■ **Source material**:

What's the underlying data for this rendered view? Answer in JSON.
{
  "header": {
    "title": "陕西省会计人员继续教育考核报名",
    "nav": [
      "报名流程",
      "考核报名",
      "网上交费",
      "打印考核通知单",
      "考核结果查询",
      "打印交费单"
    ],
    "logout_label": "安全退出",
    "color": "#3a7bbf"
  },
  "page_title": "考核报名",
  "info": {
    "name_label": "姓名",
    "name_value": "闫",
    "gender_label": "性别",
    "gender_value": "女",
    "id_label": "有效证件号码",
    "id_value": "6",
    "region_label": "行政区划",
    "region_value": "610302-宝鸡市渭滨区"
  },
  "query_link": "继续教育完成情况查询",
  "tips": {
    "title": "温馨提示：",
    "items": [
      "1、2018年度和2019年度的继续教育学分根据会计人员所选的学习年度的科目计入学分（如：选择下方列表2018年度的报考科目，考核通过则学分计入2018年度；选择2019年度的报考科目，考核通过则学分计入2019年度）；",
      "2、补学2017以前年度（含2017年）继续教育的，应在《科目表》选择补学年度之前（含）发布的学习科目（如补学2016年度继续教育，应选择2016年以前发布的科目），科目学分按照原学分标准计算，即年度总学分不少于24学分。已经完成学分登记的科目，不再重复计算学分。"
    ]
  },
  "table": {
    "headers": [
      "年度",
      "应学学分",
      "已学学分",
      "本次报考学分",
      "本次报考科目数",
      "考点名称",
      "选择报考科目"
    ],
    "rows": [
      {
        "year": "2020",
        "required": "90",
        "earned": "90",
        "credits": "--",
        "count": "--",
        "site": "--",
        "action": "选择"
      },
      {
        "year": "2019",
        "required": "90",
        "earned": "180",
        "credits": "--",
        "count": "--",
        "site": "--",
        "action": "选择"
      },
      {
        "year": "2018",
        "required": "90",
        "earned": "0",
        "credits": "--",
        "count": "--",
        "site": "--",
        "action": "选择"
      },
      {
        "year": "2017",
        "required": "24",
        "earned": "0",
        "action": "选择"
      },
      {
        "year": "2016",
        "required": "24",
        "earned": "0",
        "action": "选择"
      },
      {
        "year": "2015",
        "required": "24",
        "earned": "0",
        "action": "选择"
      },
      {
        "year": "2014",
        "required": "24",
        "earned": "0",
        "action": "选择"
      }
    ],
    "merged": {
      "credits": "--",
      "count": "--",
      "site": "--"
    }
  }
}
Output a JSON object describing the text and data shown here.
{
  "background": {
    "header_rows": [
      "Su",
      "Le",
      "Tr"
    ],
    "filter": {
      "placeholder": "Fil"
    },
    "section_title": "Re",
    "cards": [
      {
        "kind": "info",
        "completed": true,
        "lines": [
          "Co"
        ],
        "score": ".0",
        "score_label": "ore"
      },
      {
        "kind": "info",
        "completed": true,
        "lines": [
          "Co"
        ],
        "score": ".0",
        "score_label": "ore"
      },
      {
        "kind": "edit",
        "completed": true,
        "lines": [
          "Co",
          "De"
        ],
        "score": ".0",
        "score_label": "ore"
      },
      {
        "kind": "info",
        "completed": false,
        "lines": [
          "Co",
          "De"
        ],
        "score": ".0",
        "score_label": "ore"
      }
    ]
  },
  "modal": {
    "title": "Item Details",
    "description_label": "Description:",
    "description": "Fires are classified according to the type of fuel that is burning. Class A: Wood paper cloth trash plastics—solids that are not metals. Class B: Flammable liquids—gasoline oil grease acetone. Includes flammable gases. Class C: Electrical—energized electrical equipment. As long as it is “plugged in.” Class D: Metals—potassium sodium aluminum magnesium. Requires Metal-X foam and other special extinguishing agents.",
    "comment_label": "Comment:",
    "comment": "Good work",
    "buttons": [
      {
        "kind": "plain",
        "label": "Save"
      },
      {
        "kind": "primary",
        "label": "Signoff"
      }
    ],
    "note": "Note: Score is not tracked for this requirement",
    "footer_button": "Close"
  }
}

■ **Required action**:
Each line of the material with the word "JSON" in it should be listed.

■ **Answer box**:
What's the underlying data for this rendered view? Answer in JSON.
Output a JSON object describing the text and data shown here.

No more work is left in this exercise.